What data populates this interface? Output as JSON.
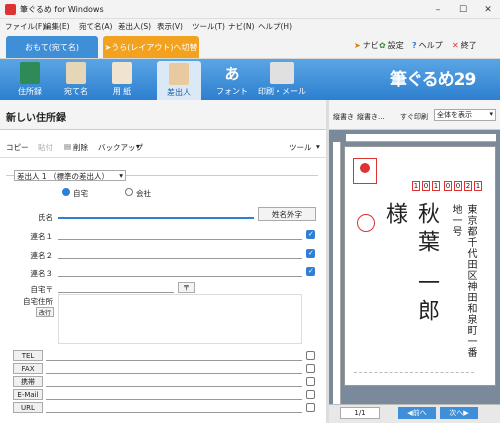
{
  "window": {
    "title": "筆ぐるめ for Windows",
    "min": "–",
    "max": "☐",
    "close": "✕"
  },
  "menu": [
    "ファイル(F)",
    "編集(E)",
    "宛て名(A)",
    "差出人(S)",
    "表示(V)",
    "ツール(T)",
    "ナビ(N)",
    "ヘルプ(H)"
  ],
  "mode": {
    "front": "おもて(宛て名)",
    "back": "うら(レイアウト)へ切替",
    "back_arrow": "➤"
  },
  "topbuttons": {
    "navi": "ナビ",
    "settings": "設定",
    "help": "ヘルプ",
    "exit": "終了"
  },
  "tools": [
    "住所録",
    "宛て名",
    "用 紙",
    "差出人",
    "フォント",
    "印刷・メール"
  ],
  "font_icon_text": "あ",
  "brand": "筆ぐるめ29",
  "left": {
    "list_title": "新しい住所録"
  },
  "editbar": {
    "copy": "コピー",
    "paste": "貼付",
    "delete": "削除",
    "backup": "バックアップ",
    "tools": "ツール"
  },
  "form": {
    "sender_select": "差出人 1 （標準の差出人）",
    "radio_home": "自宅",
    "radio_company": "会社",
    "name_label": "氏名",
    "name_value": "",
    "external_button": "姓名外字",
    "joint": [
      "連名１",
      "連名２",
      "連名３"
    ],
    "postal_label": "自宅〒",
    "postal_button": "〒",
    "address_label": "自宅住所",
    "newline_button": "改行",
    "contacts": [
      "TEL",
      "FAX",
      "携帯",
      "E-Mail",
      "URL"
    ]
  },
  "right": {
    "tab1": "縦書き",
    "tab2": "縦書き...",
    "print_label": "すぐ印刷",
    "view_select": "全体を表示",
    "page": "1/1",
    "prev": "前へ",
    "next": "次へ"
  },
  "card": {
    "postal": [
      "1",
      "0",
      "1",
      "0",
      "0",
      "2",
      "1"
    ],
    "recipient": "秋葉 一郎 様",
    "address": "東京都千代田区神田和泉町一番地一号"
  },
  "colors": {
    "blue": "#2d7fcf",
    "orange": "#f3a21f",
    "accent": "#2f7fd6",
    "red": "#d33"
  }
}
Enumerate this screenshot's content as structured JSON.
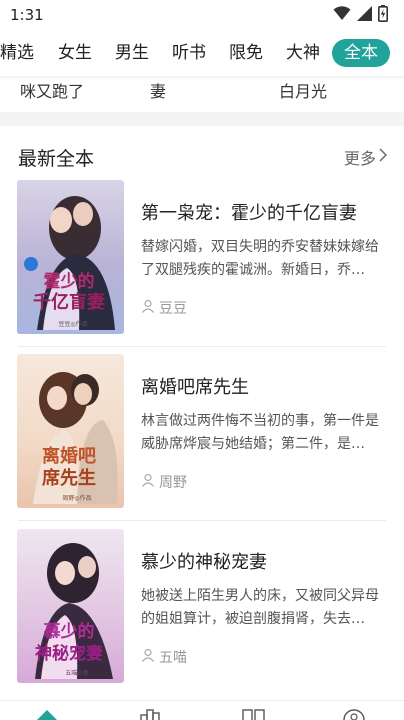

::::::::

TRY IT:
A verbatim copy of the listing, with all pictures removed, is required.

WRITTEN SOLUTION:
What data populates this interface? Output as JSON.
{
  "window": {
    "title": "筆ぐるめ for Windows",
    "min": "–",
    "max": "☐",
    "close": "✕"
  },
  "menu": [
    "ファイル(F)",
    "編集(E)",
    "宛て名(A)",
    "差出人(S)",
    "表示(V)",
    "ツール(T)",
    "ナビ(N)",
    "ヘルプ(H)"
  ],
  "mode": {
    "front": "おもて(宛て名)",
    "back": "うら(レイアウト)へ切替",
    "back_arrow": "➤"
  },
  "topbuttons": {
    "navi": "ナビ",
    "settings": "設定",
    "help": "ヘルプ",
    "exit": "終了"
  },
  "tools": [
    "住所録",
    "宛て名",
    "用 紙",
    "差出人",
    "フォント",
    "印刷・メール"
  ],
  "font_icon_text": "あ",
  "brand": "筆ぐるめ29",
  "left": {
    "list_title": "新しい住所録"
  },
  "editbar": {
    "copy": "コピー",
    "paste": "貼付",
    "delete": "削除",
    "backup": "バックアップ",
    "tools": "ツール"
  },
  "form": {
    "sender_select": "差出人 1 （標準の差出人）",
    "radio_home": "自宅",
    "radio_company": "会社",
    "name_label": "氏名",
    "name_value": "",
    "external_button": "姓名外字",
    "joint": [
      "連名１",
      "連名２",
      "連名３"
    ],
    "postal_label": "自宅〒",
    "postal_button": "〒",
    "address_label": "自宅住所",
    "newline_button": "改行",
    "contacts": [
      "TEL",
      "FAX",
      "携帯",
      "E-Mail",
      "URL"
    ]
  },
  "right": {
    "tab1": "縦書き",
    "tab2": "縦書き...",
    "print_label": "すぐ印刷",
    "view_select": "全体を表示",
    "page": "1/1",
    "prev": "前へ",
    "next": "次へ"
  },
  "card": {
    "postal": [
      "1",
      "0",
      "1",
      "0",
      "0",
      "2",
      "1"
    ],
    "recipient": "秋葉 一郎 様",
    "address": "東京都千代田区神田和泉町一番地一号"
  },
  "colors": {
    "blue": "#2d7fcf",
    "orange": "#f3a21f",
    "accent": "#2f7fd6",
    "red": "#d33"
  }
}
Enumerate this screenshot's content as structured JSON.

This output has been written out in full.